Instructions for the task: The response must be a precise copy of the records that follow.

(Records provided Opens)

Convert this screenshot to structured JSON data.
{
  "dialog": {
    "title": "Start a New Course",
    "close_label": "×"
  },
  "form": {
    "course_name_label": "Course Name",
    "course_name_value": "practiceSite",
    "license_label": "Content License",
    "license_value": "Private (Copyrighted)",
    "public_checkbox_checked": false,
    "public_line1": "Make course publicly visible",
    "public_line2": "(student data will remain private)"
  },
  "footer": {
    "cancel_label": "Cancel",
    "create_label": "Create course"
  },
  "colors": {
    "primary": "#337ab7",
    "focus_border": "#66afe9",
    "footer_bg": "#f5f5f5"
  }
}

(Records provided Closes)

Finished exercise:
Convert this screenshot to structured JSON data.
{
  "dialog": {
    "title": "Start a New Course",
    "close_label": "×"
  },
  "form": {
    "course_name_label": "Course Name",
    "course_name_value": "practiceSite",
    "license_label": "Content License",
    "license_value": "Private (Copyrighted)",
    "public_checkbox_checked": false,
    "public_line1": "Make course publicly visible",
    "public_line2": "(student data will remain private)"
  },
  "footer": {
    "cancel_label": "Cancel",
    "create_label": "Create course"
  },
  "colors": {
    "primary": "#337ab7",
    "focus_border": "#66afe9",
    "footer_bg": "#f5f5f5"
  }
}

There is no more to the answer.